Your response should consist of every line below, reproduced without alteration.

• **RECORDS SUPPLIED**
————

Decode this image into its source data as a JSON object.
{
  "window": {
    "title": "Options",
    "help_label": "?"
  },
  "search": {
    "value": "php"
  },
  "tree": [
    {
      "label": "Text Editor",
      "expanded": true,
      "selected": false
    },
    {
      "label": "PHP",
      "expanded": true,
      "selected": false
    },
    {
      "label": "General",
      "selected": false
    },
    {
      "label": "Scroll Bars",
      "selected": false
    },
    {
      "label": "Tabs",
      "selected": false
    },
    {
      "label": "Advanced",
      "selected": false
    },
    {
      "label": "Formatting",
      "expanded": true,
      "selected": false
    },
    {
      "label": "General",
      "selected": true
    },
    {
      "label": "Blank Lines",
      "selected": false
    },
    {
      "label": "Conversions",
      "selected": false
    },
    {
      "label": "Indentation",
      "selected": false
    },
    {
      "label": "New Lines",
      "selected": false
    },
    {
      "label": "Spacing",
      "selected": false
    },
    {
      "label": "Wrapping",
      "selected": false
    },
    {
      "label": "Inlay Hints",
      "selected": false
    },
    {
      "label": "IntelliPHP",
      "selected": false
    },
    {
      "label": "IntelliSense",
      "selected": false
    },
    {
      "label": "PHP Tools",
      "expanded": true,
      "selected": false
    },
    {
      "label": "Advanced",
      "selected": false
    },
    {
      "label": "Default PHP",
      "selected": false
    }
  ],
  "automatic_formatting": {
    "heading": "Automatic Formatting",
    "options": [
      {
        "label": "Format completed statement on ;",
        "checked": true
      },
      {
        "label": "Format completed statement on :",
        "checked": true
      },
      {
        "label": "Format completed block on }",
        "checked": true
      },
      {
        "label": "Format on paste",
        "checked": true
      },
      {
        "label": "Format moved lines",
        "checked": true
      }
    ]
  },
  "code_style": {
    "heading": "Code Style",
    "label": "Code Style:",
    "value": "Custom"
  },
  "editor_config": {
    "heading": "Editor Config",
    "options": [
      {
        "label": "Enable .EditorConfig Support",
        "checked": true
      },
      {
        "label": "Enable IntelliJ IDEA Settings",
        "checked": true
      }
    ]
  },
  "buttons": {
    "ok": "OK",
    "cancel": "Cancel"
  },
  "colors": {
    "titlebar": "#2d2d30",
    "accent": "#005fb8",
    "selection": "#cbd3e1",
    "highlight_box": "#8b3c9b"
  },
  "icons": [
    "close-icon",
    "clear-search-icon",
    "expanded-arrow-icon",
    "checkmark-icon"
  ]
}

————

• **SOLUTION**
Decode this image into its source data as a JSON object.
{
  "window": {
    "title": "Options",
    "help_label": "?"
  },
  "search": {
    "value": "php"
  },
  "tree": [
    {
      "label": "Text Editor",
      "expanded": true,
      "selected": false
    },
    {
      "label": "PHP",
      "expanded": true,
      "selected": false
    },
    {
      "label": "General",
      "selected": false
    },
    {
      "label": "Scroll Bars",
      "selected": false
    },
    {
      "label": "Tabs",
      "selected": false
    },
    {
      "label": "Advanced",
      "selected": false
    },
    {
      "label": "Formatting",
      "expanded": true,
      "selected": false
    },
    {
      "label": "General",
      "selected": true
    },
    {
      "label": "Blank Lines",
      "selected": false
    },
    {
      "label": "Conversions",
      "selected": false
    },
    {
      "label": "Indentation",
      "selected": false
    },
    {
      "label": "New Lines",
      "selected": false
    },
    {
      "label": "Spacing",
      "selected": false
    },
    {
      "label": "Wrapping",
      "selected": false
    },
    {
      "label": "Inlay Hints",
      "selected": false
    },
    {
      "label": "IntelliPHP",
      "selected": false
    },
    {
      "label": "IntelliSense",
      "selected": false
    },
    {
      "label": "PHP Tools",
      "expanded": true,
      "selected": false
    },
    {
      "label": "Advanced",
      "selected": false
    },
    {
      "label": "Default PHP",
      "selected": false
    }
  ],
  "automatic_formatting": {
    "heading": "Automatic Formatting",
    "options": [
      {
        "label": "Format completed statement on ;",
        "checked": true
      },
      {
        "label": "Format completed statement on :",
        "checked": true
      },
      {
        "label": "Format completed block on }",
        "checked": true
      },
      {
        "label": "Format on paste",
        "checked": true
      },
      {
        "label": "Format moved lines",
        "checked": true
      }
    ]
  },
  "code_style": {
    "heading": "Code Style",
    "label": "Code Style:",
    "value": "Custom"
  },
  "editor_config": {
    "heading": "Editor Config",
    "options": [
      {
        "label": "Enable .EditorConfig Support",
        "checked": true
      },
      {
        "label": "Enable IntelliJ IDEA Settings",
        "checked": true
      }
    ]
  },
  "buttons": {
    "ok": "OK",
    "cancel": "Cancel"
  },
  "colors": {
    "titlebar": "#2d2d30",
    "accent": "#005fb8",
    "selection": "#cbd3e1",
    "highlight_box": "#8b3c9b"
  },
  "icons": [
    "close-icon",
    "clear-search-icon",
    "expanded-arrow-icon",
    "checkmark-icon"
  ]
}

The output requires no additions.